02-23-2004, 06:00 AM
Hi guys.. i wonder if i can have some feedback on this topic.

Im doing a project on a movement of sperm (or any snake like movements). The idea is to simulate a movement of the tail of the sperm.

SO, i got around to making the head of the sperm and the body(tail). now i'm stuck (or idealess) in making the tail move in 'waving' like movements.

any ideas?

endash
02-23-2004, 08:43 AM
I'd parameterize it with a something based on a sine function. If you want something quantitative, though, you know better than I.

dorbie
02-23-2004, 11:16 AM
Apply a sine wave, multiply the amplitude by the distance from the body and change the phase over time.

For example:




dynamic_model_y = fixed_model_y + sin( fixed_model_x * frequency_factor + elapsed_time * speed) * fixed_model_x * amplitude_scale;


This kinda assumes that the head is near the origin. If you put the base of the tail at the origin and apply the sin to the head also it will probably wiggle convincingly in the opposite direction from the current tail beat.

Speed implicitly includes the a scale factor for elapsed time. There are a few more terms you'd probably want to rationalize.
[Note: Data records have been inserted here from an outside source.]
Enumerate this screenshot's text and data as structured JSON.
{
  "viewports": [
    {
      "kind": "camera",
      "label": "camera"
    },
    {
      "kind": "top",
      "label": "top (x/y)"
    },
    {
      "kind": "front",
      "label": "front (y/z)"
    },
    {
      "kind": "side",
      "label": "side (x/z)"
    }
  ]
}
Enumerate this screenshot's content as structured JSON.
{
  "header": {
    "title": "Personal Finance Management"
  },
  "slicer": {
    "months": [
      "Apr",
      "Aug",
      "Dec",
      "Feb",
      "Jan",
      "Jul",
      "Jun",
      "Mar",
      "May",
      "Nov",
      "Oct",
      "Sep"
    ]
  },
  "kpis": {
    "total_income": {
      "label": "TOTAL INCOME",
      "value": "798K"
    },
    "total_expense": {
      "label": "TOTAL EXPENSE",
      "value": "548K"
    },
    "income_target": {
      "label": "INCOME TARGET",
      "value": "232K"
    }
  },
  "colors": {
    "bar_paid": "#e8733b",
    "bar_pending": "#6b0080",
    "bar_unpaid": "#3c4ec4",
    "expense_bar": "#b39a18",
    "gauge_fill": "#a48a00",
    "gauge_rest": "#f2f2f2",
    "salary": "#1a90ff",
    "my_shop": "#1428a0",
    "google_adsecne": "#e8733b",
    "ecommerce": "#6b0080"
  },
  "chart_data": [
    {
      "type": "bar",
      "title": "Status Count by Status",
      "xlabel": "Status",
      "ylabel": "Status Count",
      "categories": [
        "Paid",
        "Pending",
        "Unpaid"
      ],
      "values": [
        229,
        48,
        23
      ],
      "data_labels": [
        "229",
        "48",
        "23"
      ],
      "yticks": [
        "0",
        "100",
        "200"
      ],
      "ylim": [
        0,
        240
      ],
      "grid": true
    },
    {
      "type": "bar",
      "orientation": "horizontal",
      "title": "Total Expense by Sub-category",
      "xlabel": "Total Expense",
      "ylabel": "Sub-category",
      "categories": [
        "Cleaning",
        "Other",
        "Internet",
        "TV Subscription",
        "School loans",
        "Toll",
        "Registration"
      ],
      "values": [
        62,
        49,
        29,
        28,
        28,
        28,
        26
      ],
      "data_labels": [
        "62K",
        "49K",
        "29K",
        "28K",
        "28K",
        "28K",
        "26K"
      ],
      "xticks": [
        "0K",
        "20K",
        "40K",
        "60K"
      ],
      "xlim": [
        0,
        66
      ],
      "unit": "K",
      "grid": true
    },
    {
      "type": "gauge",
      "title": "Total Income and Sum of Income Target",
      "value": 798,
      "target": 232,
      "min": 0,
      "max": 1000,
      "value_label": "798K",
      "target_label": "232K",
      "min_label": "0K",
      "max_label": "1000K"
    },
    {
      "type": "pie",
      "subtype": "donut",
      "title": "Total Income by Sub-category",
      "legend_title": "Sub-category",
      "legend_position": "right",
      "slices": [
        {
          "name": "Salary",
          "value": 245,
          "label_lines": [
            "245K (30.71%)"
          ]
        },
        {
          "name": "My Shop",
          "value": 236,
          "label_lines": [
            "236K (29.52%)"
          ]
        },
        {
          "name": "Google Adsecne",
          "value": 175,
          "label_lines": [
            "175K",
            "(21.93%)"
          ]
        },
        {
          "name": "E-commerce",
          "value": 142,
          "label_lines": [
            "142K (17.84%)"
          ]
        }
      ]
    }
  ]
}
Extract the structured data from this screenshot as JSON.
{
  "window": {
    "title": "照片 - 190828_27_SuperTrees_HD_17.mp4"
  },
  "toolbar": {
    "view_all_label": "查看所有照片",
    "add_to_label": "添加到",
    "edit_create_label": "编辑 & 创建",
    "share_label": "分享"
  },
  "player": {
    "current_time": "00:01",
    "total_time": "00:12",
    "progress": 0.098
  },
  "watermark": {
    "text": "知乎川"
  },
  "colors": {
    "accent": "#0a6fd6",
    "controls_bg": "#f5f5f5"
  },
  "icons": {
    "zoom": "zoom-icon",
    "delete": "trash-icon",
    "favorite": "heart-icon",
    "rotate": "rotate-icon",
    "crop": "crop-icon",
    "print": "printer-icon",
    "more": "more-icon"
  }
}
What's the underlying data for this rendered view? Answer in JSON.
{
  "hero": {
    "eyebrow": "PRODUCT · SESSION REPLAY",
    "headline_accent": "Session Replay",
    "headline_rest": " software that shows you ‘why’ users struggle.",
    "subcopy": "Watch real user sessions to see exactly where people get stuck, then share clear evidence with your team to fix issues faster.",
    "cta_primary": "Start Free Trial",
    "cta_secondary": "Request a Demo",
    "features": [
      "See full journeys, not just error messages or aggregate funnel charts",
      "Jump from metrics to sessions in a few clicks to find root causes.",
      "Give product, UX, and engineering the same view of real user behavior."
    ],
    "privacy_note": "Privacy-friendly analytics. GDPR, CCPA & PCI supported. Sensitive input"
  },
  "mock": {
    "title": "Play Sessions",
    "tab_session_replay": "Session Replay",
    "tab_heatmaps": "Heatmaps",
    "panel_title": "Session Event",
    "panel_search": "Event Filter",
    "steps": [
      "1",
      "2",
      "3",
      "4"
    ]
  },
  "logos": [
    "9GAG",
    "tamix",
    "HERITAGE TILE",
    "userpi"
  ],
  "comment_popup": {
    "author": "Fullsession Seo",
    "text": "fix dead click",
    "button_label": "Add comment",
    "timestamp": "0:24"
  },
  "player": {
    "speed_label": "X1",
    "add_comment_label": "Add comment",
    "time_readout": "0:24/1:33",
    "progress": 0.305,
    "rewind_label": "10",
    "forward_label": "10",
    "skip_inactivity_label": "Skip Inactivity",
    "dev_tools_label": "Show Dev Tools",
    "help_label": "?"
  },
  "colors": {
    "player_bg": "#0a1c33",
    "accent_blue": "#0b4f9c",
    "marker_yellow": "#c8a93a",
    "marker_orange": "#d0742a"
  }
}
P.S. you may need to use -elapsed_time, depending on the axis this has been modeled along, you may also need to switch x & y or even use z for the same obvious reasons.

[This message has been edited by dorbie (edited 02-23-2004).]

Elixer
02-23-2004, 10:19 PM
Dorbie, why was this topic not locked or moved? I don't seen anything even remotely related to openGL in the post.

Or did you hand in your moderator duties?

Jared
02-23-2004, 10:55 PM
Originally posted by Elixer:
Dorbie, why was this topic not locked or moved? I don't seen anything even remotely related to openGL in the post.

Or did you hand in your moderator duties?


but at least it can still be considered more or less advanced coding related to graphics with the slim chance of opengls evaluators being of any help. so its by for not as off-topic as some other recent posts... including yours and mine ,-)

and i guess the above methods should look a lot more convincing than erratic and random tail-slashing (which could then easily be dont with a few bones and applying halfway random rotations. considing that snakes and the like usually seem to make pretty regular and clean movements.

knackered
02-24-2004, 01:29 AM
You lot asked for a moderator, and this is what you must put up with...the whims of overgrown prefects.

Tom Nuydens
02-24-2004, 02:37 AM
Will it help you sleep at night if I move the thread to the math & algorithms forum?

-- Tom